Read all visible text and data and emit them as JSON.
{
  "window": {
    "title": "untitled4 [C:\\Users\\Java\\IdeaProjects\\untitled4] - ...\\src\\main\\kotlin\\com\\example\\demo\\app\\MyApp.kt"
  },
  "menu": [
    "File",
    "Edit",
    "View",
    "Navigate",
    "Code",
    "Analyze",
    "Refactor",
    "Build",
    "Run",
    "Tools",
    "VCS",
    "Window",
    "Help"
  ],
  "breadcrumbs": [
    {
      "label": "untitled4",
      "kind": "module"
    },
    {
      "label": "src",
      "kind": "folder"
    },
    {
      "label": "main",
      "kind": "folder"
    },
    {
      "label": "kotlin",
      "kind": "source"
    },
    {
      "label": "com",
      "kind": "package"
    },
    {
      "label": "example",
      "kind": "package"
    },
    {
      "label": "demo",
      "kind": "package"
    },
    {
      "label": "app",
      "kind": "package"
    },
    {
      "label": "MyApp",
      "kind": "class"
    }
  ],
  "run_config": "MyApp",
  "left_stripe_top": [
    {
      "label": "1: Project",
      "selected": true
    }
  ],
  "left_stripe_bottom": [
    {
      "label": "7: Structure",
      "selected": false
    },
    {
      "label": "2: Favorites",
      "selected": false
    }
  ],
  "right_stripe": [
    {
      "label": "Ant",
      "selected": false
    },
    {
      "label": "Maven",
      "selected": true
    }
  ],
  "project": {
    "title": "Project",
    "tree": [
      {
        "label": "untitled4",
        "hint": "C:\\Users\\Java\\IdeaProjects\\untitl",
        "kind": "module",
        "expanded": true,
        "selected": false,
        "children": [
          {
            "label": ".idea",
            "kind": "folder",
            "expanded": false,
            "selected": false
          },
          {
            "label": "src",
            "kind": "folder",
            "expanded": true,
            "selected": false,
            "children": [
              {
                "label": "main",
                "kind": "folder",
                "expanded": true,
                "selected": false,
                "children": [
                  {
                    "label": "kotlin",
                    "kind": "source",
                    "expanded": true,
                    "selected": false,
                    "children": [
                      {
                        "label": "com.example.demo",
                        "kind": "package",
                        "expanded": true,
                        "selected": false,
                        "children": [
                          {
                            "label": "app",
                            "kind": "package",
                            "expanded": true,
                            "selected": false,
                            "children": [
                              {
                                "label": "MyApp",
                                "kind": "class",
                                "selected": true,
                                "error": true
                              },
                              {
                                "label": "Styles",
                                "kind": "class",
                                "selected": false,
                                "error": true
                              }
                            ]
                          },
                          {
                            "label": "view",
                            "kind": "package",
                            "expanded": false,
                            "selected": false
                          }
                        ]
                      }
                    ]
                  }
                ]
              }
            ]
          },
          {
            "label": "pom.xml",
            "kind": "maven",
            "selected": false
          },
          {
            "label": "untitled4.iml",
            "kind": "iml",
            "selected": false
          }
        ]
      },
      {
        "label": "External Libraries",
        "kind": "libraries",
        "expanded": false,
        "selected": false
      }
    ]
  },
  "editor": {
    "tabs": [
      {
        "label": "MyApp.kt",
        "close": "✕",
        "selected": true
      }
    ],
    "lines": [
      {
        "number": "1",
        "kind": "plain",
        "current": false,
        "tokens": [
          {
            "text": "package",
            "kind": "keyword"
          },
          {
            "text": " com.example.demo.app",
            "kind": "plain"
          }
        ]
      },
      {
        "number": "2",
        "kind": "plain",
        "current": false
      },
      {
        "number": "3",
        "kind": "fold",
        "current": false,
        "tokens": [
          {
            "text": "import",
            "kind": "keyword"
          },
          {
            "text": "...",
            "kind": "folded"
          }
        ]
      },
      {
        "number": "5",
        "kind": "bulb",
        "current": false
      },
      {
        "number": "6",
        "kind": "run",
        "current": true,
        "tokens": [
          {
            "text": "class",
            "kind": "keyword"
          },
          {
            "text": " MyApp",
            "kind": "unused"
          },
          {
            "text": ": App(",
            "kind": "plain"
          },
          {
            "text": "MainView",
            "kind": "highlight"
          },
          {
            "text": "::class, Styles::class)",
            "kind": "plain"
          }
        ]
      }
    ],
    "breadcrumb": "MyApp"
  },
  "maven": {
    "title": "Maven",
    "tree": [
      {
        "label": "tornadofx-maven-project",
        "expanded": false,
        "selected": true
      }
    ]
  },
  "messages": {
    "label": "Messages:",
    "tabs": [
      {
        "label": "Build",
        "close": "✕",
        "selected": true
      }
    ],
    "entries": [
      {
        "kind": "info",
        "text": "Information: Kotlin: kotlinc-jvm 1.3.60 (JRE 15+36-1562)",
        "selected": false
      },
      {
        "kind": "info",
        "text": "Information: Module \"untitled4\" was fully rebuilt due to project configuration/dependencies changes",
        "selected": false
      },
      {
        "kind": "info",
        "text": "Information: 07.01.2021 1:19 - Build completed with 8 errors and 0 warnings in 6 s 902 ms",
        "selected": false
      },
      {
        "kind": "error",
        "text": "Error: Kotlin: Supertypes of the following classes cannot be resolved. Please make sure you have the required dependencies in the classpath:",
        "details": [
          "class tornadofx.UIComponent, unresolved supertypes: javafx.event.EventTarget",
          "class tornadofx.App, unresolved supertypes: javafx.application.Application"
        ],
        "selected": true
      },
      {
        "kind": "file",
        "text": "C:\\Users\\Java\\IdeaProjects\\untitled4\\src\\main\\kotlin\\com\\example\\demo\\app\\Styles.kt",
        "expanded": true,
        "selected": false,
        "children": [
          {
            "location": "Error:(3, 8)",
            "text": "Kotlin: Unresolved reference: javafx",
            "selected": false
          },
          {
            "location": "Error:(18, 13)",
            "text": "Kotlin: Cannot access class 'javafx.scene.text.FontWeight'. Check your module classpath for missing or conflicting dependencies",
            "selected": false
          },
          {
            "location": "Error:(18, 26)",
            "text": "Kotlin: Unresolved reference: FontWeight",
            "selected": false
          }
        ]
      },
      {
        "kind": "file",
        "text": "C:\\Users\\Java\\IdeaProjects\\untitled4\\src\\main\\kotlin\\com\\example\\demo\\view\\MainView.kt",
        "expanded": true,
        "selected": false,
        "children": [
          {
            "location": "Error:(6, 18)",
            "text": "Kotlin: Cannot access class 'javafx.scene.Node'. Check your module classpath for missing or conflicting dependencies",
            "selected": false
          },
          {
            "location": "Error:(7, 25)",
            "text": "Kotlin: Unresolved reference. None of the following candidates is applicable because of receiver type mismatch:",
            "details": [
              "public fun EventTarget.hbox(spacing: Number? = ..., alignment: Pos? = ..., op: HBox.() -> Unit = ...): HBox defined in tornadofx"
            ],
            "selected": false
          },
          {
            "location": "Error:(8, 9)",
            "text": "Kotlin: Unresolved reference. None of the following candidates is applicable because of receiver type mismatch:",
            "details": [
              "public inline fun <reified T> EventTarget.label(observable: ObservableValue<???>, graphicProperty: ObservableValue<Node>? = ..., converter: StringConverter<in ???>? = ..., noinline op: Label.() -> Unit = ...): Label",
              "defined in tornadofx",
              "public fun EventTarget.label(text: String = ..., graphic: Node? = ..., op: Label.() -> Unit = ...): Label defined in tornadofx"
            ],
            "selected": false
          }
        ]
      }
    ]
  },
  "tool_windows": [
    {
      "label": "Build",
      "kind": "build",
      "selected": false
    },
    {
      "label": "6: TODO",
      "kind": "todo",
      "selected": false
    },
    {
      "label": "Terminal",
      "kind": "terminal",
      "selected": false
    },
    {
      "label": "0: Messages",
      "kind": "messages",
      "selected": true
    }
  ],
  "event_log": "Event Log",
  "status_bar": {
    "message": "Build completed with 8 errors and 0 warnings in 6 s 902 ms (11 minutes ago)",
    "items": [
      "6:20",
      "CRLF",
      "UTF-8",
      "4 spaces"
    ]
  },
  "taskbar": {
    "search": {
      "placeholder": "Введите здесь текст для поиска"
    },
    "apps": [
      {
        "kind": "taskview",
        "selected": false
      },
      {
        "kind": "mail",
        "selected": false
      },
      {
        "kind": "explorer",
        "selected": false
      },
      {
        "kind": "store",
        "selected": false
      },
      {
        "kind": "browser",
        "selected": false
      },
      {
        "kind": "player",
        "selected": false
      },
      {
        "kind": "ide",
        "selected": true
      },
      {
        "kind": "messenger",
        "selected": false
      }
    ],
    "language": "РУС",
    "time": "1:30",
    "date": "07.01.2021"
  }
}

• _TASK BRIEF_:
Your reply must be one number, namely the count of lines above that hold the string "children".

• _THE COMPLETED TASK_:
8